Over here at my house (and at the home of the friends whom we celebrated with last night), we are dancing in the streets. I expected President Obama would be re-elected (just as I suspected he’d be elected the history-making first go-round), but there’s nothing like having the bird actually in hand. There was a lot at stake in this year’s election, and though I can generally respect opinions from all sides of the political spectrum, in recent years, the far right has led the Republican party off the solid path of things I don’t agree with but respect, into the wilderness of things that simply have no factual basis and must be rejected out of hand — such as the idea that Creationism is a science, that a woman who gets pregnant can’t have been raped, or Mr. Ryan’s idea that religion should shape policy — an idea expressly rejected by the way by, oh, I don’t know, the 1st Amendment of the Constitution of the United States.

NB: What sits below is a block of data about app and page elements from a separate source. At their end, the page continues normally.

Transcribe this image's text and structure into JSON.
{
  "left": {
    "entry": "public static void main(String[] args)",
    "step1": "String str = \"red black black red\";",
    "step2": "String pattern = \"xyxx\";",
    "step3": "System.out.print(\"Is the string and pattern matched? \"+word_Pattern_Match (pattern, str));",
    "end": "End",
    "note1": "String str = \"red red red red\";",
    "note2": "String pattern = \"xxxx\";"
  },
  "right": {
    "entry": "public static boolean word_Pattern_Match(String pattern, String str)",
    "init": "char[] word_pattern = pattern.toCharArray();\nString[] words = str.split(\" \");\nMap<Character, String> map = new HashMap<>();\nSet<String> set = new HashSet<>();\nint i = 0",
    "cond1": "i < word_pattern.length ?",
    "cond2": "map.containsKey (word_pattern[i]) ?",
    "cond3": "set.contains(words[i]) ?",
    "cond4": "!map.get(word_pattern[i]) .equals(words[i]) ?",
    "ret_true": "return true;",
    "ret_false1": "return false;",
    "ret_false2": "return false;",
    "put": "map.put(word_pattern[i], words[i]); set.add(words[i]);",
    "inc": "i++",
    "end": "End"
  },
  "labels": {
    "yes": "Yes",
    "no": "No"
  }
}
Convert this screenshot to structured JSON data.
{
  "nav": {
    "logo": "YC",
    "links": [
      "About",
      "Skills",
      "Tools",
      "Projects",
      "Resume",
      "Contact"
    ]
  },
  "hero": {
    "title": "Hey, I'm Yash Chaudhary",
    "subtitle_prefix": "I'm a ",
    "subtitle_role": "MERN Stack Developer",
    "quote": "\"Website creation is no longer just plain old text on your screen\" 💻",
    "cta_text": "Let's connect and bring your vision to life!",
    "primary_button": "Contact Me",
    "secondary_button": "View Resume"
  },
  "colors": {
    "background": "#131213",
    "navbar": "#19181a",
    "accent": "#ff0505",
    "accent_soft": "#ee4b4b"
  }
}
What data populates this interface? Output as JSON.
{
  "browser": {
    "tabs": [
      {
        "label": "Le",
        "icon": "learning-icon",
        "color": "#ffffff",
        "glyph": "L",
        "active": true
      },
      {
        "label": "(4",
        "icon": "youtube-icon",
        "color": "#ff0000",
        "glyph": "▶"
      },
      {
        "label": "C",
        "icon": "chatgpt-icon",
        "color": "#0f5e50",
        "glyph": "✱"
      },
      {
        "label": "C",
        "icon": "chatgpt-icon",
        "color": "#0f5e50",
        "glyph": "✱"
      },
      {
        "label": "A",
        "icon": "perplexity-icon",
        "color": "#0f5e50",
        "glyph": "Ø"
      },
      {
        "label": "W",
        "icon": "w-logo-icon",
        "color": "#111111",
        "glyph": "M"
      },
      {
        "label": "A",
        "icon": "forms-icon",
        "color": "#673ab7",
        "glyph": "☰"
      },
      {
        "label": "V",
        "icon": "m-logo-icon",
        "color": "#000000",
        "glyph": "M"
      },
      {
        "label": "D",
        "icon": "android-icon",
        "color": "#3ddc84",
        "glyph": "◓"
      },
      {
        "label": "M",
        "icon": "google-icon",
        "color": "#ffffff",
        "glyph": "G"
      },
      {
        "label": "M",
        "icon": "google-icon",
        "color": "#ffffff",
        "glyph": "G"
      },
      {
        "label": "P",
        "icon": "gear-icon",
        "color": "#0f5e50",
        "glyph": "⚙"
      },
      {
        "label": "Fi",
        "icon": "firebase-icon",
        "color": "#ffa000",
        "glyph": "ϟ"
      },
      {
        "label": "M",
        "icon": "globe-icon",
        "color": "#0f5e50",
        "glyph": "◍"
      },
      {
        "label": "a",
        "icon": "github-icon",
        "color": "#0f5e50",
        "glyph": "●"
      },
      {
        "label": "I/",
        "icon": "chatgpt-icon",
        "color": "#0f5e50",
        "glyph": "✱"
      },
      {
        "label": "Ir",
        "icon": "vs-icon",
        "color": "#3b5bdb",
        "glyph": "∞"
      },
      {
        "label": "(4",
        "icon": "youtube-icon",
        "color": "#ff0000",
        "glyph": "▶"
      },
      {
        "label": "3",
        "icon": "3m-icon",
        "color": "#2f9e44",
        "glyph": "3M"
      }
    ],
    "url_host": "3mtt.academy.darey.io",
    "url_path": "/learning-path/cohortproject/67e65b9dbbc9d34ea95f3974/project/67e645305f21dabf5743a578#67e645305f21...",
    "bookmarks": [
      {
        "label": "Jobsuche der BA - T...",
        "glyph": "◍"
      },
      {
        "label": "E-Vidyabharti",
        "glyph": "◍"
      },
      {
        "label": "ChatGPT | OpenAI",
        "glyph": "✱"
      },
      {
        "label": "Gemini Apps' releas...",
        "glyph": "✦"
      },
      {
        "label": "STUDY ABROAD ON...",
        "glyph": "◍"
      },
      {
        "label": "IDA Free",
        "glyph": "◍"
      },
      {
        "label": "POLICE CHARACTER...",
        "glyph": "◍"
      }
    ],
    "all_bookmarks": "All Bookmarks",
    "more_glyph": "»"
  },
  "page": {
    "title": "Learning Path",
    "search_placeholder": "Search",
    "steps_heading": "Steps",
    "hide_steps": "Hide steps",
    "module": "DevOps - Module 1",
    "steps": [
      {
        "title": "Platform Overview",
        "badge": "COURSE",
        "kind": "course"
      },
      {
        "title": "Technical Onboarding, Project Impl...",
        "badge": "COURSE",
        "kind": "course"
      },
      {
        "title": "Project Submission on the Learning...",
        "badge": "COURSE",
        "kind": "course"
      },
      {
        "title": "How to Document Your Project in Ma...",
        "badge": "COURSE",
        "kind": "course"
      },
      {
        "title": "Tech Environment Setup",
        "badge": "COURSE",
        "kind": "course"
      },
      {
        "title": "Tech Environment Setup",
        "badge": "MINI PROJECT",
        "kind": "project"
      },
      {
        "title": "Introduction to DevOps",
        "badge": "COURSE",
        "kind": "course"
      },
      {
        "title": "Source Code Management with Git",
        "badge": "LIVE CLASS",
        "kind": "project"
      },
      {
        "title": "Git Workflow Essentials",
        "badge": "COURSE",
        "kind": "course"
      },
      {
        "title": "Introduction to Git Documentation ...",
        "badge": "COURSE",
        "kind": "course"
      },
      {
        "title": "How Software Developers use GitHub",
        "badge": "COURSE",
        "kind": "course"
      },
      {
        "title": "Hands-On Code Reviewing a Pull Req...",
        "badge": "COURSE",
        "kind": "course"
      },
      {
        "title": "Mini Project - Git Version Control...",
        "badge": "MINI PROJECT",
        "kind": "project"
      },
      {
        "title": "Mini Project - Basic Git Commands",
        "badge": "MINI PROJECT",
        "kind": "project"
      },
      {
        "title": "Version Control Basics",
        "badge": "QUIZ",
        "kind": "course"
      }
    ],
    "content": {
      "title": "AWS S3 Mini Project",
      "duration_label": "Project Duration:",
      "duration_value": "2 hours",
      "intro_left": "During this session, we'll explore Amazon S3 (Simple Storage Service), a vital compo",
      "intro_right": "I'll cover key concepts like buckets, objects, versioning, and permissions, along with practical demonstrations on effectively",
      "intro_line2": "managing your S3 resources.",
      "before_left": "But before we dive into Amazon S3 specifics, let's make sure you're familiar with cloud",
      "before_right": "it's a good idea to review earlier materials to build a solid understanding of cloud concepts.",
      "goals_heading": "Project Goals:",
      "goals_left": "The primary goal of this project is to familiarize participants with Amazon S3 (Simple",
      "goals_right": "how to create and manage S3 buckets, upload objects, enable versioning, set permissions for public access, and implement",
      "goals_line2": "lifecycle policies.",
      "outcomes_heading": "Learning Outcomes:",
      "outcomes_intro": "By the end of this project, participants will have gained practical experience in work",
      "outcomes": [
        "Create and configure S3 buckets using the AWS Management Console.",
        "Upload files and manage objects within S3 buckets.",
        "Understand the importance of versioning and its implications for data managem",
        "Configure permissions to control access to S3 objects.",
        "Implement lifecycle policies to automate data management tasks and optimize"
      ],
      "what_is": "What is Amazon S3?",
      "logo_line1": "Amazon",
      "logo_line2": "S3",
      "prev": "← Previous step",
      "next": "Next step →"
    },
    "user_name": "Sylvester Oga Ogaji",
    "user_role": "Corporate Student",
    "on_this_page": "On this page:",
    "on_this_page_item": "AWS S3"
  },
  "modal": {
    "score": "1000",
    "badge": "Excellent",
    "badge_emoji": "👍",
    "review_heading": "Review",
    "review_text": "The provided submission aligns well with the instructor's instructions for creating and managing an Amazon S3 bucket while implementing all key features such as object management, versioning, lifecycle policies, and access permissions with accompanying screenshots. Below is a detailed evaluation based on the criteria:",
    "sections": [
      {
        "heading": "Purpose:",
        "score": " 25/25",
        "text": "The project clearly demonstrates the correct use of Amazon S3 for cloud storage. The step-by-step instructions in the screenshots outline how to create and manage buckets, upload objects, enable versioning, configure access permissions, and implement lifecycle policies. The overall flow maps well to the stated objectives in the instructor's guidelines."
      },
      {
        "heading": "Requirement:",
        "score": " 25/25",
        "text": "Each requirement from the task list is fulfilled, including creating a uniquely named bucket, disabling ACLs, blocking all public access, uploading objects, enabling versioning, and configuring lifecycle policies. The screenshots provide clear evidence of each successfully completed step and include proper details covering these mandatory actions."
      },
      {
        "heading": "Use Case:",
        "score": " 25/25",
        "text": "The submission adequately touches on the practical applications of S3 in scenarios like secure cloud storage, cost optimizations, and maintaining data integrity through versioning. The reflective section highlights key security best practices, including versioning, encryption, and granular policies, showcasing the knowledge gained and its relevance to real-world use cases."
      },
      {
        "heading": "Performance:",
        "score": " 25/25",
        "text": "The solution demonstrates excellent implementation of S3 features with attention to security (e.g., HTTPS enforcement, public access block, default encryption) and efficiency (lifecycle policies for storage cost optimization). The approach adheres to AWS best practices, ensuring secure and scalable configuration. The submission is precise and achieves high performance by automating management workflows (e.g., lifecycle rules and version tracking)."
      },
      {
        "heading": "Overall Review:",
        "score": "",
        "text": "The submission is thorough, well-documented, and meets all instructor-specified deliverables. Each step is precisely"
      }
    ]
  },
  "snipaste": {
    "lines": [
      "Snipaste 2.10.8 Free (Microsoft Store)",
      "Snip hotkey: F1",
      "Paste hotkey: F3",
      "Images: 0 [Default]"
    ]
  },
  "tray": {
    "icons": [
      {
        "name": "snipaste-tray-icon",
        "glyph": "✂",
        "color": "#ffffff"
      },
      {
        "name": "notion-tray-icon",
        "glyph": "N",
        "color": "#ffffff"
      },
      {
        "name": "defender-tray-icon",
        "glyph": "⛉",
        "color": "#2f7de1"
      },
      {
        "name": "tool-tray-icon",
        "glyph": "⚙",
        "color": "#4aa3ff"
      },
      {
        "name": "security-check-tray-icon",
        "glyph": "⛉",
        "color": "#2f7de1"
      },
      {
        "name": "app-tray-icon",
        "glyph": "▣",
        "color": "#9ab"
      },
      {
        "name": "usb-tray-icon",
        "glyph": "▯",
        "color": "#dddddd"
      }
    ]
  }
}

Because Romney and Ryan were or pretended to be so far to the non-sensical right (as distinguished from the rational right of Presidents Reagan and Bush 41), I believe that this is a good day for the majority of the American people, people who, for the most part, need a president who understands that they can’t just borrow money for a business from their parents or shop around for a college that they can afford.
As we move into the second term of the Obama Presidency, I have high hopes that he will achieve some of the high aims that he set forth in 2008, when all things seemed possible and the nation was poised for change. We still need change, it will still be as hard to come by as ever, but Obama is our current best hope, and his first term suggests a genuine commitment to making a better world for our country and our world.
Here are four things I hope Obama will do with his second term:
One. Talk more about poverty and race — and advance policies that do the work that still needs doing to ensure a society that reflects the Founding Fathers’ idea that “all men are created equal” and Martin Luther King, Jr.’s vision of “the beloved community.” I fully expect Obama to go the distance on poverty and race — it’s consistent with his commitment to social justice and change. In his second term, he will have the opportunity to be bolder and I believe he will be. For a compelling look at the distance Obama has yet to travel on poverty and race, read Columbia University Political Science Frederick C. Harris’s Op-Ed piece in the New York Times, “The Price Of A Black President.”
Two. Appoint Supreme Court justices who will follow the equal protection clause to it’s logical conclusion, making marriage a federal right for all couples and who will do what they can to stop or even reverse the erosion of affirmative action and a woman’s right to choose.
Three. Continue the important work he’s already doing on climate change. One of the most compelling treatments of the imperatives of climate change policy appeared in a 2006 Vanity Fair article entitled “While Washington Slept.” It’s compelling reading for anyone who cares about the future of Planet Earth.
Four. Elevate the narrative and be the master storyteller that he is. Because story matters, a truism Obama proved in 2008 and again in his victory speech last night.
PHOTOGRAPHY BY DAMON WINTER for The New York Times
PAULA PURYEAR is a Lawyer, Film & Television writer, HuffPoster and Founder of Revel In It Mag.